Search the data for the word "hxlogs" and copy out every line that has it.

Entries from a dataset of interfaces
---*---

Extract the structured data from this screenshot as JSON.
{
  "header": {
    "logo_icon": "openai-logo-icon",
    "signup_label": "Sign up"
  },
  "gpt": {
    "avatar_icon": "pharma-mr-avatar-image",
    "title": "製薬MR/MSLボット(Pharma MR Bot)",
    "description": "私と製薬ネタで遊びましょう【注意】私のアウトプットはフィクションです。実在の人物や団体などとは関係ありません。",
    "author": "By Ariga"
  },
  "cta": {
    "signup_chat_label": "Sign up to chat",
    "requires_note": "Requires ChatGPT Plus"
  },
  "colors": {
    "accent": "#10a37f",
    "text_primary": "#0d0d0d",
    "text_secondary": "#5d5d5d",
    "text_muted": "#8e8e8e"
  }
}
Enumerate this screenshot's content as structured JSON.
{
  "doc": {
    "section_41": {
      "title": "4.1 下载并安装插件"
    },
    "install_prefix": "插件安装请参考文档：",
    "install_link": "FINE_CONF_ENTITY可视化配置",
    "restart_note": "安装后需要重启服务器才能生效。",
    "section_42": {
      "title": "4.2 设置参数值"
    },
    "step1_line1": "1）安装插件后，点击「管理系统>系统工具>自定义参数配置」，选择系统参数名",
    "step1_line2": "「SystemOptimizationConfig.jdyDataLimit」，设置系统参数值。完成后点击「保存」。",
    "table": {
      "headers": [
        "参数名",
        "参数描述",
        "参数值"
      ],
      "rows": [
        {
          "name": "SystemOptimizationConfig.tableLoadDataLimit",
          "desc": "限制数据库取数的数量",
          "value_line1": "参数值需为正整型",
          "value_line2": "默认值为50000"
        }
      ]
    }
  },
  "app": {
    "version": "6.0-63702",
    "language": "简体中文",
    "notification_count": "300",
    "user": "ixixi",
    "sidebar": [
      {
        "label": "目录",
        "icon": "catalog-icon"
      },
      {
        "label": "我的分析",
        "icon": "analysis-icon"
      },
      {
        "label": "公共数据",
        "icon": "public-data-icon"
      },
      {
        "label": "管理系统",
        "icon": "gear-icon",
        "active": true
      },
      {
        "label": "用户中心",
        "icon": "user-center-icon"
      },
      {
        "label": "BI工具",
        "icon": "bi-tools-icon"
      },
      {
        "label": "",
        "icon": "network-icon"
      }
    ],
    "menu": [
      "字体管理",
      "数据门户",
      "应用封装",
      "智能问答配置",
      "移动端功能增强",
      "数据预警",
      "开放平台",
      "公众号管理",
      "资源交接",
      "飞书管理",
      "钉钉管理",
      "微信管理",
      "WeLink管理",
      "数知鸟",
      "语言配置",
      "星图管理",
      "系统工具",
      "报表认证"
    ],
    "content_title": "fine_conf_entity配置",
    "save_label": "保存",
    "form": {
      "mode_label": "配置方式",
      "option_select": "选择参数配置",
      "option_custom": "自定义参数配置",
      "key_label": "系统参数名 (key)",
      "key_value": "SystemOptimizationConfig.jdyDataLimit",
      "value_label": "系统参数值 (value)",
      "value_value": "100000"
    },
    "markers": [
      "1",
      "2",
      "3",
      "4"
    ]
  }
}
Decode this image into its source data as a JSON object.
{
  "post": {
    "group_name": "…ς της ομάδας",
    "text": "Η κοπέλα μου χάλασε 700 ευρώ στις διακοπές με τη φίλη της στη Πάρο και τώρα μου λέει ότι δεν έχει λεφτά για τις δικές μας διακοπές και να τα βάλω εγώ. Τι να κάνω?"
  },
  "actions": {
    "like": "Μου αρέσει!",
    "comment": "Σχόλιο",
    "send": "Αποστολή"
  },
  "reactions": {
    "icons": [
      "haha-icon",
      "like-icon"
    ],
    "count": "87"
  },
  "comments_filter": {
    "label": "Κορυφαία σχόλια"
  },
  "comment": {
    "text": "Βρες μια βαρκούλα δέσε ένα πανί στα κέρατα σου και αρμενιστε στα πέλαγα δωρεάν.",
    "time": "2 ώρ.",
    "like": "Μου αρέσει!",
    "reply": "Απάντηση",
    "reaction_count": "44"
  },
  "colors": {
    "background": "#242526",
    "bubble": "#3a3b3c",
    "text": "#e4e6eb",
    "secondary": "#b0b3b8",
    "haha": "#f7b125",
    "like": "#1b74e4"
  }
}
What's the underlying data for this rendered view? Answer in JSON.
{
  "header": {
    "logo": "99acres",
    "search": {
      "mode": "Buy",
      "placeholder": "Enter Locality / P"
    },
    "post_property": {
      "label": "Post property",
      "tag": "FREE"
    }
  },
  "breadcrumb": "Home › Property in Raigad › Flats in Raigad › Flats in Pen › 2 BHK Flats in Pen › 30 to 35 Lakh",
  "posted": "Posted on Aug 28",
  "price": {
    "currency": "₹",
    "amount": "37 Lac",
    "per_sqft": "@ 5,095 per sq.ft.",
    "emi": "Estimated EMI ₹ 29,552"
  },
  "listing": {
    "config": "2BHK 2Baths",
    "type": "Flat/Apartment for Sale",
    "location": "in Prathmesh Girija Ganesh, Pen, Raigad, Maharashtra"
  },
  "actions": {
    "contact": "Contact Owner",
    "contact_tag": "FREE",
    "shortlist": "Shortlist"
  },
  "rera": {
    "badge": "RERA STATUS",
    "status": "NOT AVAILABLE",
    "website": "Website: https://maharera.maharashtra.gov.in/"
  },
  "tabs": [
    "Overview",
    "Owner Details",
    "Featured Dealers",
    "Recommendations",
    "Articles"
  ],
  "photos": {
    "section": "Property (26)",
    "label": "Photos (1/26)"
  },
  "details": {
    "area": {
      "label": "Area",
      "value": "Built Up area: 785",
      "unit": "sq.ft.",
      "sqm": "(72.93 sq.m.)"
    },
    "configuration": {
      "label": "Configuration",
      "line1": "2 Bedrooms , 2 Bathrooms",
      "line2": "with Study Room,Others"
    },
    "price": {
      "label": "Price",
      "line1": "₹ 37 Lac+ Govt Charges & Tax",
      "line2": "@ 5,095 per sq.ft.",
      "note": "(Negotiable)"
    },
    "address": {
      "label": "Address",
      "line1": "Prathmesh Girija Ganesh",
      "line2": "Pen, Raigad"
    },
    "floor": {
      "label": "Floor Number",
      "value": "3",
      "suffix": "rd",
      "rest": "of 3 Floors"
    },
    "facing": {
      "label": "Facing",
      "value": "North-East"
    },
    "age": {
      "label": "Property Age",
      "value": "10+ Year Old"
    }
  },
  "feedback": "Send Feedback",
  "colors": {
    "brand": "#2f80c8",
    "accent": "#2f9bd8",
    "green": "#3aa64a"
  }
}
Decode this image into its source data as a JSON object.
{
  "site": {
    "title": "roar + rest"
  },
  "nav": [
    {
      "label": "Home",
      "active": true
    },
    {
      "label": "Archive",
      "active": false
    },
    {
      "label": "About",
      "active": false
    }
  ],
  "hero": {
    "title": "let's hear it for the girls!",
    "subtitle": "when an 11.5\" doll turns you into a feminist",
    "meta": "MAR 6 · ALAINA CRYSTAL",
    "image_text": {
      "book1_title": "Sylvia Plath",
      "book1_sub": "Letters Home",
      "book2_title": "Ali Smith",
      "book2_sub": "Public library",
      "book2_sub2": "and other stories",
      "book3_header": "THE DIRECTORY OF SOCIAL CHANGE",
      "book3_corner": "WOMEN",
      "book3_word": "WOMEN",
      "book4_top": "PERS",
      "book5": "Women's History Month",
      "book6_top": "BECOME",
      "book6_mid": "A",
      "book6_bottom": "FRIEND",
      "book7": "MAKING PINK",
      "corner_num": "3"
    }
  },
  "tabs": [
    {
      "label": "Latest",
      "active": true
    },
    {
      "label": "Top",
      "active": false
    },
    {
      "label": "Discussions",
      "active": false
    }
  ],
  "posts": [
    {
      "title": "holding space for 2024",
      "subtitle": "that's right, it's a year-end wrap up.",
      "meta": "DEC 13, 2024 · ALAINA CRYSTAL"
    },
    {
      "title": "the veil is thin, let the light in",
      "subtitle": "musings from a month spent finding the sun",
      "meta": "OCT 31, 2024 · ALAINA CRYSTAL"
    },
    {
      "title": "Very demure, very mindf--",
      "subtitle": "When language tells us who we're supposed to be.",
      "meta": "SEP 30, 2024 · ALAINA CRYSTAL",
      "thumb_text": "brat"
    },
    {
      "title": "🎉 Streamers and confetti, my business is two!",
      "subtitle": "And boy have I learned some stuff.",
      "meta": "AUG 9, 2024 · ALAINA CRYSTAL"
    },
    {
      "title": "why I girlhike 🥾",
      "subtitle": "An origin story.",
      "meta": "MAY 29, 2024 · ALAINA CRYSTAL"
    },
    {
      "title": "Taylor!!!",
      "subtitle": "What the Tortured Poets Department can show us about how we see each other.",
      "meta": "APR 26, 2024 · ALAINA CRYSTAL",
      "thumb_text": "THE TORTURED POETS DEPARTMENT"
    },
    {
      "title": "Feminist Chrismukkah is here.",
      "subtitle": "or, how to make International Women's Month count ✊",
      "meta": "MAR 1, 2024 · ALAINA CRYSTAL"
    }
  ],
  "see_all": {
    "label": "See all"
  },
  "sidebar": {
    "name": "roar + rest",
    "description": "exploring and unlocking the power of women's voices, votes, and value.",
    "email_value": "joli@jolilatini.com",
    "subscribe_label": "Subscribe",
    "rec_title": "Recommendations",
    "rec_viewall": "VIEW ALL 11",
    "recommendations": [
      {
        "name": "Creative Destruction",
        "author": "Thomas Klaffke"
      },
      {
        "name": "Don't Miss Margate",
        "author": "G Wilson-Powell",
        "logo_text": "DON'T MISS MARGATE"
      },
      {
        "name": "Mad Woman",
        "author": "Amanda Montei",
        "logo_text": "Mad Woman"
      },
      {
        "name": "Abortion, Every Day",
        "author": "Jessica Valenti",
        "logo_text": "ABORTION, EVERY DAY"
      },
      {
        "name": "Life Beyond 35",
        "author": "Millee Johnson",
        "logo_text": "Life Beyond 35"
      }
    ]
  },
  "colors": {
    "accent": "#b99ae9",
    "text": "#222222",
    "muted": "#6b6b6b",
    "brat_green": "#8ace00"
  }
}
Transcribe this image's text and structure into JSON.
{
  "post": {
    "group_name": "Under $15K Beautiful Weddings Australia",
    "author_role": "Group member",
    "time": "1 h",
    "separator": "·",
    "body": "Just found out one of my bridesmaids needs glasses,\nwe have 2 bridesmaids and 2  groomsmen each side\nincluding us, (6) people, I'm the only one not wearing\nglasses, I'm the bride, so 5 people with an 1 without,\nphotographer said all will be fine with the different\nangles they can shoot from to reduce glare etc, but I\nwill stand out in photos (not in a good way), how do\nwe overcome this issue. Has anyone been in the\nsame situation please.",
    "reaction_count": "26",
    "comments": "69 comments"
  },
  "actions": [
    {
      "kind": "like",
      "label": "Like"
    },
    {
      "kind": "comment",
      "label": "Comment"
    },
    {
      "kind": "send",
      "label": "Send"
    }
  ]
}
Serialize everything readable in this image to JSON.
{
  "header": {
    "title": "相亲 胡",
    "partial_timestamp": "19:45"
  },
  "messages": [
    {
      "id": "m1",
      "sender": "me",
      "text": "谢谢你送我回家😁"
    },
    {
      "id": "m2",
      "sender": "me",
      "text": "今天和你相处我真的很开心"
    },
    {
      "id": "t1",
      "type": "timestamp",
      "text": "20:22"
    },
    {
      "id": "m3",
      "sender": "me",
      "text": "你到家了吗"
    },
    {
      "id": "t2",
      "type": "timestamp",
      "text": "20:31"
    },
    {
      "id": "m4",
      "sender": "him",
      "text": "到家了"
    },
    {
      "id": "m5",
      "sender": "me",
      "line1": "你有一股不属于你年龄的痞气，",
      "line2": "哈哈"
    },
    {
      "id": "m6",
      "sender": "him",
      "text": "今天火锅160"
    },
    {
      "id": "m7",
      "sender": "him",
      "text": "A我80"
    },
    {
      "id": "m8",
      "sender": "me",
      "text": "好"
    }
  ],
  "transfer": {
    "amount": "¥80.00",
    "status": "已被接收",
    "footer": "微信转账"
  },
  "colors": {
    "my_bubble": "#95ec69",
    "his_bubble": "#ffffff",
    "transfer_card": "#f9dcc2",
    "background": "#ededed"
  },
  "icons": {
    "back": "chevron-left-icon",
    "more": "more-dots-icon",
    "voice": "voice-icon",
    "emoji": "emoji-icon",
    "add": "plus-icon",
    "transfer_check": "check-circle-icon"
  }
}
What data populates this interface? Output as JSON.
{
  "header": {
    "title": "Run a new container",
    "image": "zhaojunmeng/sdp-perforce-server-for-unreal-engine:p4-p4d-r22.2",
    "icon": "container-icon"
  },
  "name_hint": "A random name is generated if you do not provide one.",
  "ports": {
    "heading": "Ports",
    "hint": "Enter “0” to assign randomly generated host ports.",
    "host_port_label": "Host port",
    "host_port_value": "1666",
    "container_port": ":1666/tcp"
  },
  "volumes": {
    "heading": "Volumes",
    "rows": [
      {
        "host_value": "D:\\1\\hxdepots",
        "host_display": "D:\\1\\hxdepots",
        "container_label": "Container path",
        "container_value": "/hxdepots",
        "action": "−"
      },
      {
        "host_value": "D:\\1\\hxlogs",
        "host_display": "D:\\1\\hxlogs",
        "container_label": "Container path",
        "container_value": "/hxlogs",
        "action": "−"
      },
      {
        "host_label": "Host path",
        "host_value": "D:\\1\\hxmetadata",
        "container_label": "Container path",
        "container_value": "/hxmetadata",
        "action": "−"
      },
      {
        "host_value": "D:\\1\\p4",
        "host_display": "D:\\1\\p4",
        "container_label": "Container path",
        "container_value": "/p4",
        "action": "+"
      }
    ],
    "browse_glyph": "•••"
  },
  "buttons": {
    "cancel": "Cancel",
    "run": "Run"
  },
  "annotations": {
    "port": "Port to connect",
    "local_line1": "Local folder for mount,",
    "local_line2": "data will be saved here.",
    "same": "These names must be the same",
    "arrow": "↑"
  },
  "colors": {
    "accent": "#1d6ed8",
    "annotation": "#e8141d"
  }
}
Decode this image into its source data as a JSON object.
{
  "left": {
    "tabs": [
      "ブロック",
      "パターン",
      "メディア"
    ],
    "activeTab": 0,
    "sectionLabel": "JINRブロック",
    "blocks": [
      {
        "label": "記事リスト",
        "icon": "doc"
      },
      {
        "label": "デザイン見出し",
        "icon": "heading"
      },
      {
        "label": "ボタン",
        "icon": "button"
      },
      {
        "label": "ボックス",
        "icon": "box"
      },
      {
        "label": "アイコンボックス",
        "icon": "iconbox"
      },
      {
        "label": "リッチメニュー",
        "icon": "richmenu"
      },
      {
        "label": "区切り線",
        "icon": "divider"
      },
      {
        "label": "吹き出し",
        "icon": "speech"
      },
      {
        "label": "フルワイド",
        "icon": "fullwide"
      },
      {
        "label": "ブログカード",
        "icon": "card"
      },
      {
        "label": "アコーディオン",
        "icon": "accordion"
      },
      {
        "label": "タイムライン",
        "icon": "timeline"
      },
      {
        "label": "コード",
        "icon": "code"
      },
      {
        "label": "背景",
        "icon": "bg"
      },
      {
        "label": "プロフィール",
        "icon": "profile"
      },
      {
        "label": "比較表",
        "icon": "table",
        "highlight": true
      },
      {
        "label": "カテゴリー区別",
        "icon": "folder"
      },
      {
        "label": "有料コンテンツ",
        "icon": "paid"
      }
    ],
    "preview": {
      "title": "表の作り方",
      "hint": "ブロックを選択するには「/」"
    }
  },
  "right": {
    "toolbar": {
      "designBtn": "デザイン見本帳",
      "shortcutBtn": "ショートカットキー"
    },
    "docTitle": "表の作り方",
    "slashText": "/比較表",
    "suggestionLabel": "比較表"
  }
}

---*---

◆ **Task response**
        "host_value": "D:\\1\\hxlogs",
        "host_display": "D:\\1\\hxlogs",
        "container_value": "/hxlogs",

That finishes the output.